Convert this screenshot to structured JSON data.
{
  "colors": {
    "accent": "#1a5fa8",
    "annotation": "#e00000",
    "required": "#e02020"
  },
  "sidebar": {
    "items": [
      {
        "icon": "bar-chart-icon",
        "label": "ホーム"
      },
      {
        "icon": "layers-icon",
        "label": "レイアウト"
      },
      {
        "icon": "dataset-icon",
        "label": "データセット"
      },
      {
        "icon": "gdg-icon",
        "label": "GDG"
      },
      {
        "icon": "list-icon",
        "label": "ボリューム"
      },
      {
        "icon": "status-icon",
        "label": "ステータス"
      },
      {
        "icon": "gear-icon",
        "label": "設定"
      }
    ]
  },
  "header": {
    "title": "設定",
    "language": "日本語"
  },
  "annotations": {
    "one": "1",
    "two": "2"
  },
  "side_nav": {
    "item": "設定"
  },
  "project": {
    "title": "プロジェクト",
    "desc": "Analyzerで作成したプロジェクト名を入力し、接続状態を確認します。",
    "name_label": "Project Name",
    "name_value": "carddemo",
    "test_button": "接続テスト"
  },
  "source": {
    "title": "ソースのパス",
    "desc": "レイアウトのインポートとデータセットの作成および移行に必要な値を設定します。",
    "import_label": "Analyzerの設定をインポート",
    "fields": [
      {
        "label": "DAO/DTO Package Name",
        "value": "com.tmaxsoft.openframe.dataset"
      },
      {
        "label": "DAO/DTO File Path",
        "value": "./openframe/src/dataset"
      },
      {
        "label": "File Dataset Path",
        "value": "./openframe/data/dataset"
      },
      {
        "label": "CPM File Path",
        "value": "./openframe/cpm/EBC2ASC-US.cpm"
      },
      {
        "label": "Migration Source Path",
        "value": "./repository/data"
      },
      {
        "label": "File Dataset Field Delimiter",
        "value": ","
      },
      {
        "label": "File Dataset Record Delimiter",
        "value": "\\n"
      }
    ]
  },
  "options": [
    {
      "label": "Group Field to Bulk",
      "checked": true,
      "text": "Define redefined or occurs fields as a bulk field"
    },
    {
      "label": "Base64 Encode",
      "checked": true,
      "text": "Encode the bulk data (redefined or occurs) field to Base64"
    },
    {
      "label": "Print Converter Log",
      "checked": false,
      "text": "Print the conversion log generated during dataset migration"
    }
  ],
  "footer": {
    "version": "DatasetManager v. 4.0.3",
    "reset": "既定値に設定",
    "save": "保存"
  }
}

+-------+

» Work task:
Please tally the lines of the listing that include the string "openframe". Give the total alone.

» Result of the exercise:
4